Along with rezoning in urban villages to allow taller buildings in exchange for affordable housing, city officials propose a new rule they say could encourage developers to build housing big enough for more than one person.
Here's the problem officials from Seattle's Office of Planning and Community Development say they're trying to address: Even as Seattle has grown at such a fast pace, renters in need of more than one bedroom have struggled to find housing. The city has known about this shortage for years. But, as Sarah Anne Lloyd at Curbed Seattle has reported, it hasn't gotten any better:
A whopping 52 percent of multifamily units constructed in Seattle since 2012 have been one-bedroom apartments, according to data provided to Curbed Seattle by real estate data group Costar. 29 percent of new units are studios.
Just 17.5 percent of units built since 2012 are two-bedrooms—and just over 1 percent are the ever-elusive three-bedroom.
To start to chip away at those numbers, the city proposes a new requirement on developers. The proposed rule would require developers constructing in certain areas to build one apartment that is at least 800 square feet and two bedrooms for every four apartment that is 400 square feet or smaller. Those areas, Low rise 1 zones, are basically transition neighborhoods between single family zones and commercial zones. Row houses, townhouses, and three-story apartment buildings are allowed in "Low rise 1" zones.
The rule is not just about producing two-bedroom apartments, OPCD officials said, but also a response to neighborhood griping about micro-apartments, or so-called "apodments."
The small apartments, often with no parking, have faced a flood of neighborhood backlash in recent years. The city council has passed new regulations to try to address that backlash.

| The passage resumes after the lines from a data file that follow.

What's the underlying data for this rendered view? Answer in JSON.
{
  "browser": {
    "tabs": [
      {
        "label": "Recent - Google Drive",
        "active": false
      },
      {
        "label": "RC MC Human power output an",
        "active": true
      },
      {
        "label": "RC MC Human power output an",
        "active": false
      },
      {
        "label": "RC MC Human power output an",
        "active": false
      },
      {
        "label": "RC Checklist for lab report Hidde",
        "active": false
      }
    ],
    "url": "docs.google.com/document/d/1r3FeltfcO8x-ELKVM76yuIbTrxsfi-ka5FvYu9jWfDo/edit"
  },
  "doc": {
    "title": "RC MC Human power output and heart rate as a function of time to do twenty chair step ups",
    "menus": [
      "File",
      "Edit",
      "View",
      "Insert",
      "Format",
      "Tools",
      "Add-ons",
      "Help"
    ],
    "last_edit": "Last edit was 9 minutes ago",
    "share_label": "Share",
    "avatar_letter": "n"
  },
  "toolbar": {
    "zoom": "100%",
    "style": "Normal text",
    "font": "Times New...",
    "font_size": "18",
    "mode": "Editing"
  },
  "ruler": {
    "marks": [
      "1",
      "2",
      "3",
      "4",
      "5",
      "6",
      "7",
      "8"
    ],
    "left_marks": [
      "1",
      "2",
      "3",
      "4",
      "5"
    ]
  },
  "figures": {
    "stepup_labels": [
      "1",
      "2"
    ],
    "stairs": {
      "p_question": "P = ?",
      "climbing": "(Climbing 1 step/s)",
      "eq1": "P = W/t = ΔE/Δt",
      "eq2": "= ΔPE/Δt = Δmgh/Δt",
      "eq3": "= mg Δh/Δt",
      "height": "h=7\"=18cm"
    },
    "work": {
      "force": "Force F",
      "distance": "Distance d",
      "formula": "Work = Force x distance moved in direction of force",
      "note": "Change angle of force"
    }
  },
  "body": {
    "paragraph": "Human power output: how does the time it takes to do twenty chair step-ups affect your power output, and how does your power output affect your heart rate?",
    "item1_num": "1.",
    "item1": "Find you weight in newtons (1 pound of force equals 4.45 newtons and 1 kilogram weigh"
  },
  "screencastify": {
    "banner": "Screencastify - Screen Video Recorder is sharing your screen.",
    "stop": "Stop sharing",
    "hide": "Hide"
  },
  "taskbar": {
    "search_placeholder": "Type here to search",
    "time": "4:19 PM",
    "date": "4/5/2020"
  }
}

And developers have since largely stopped building the smallest and cheapest versions of those apartments. (Even if few of the smallest micro-units are actually being built in Seattle these days, the well of neighborhood complaints never runs dry.)
Seattle City Council member Mike O'Brien, who has worked on micro-housing regulations, said he hadn't yet taken a position on this proposed rule. He and his fellow council members will consider the proposed rule over the next year.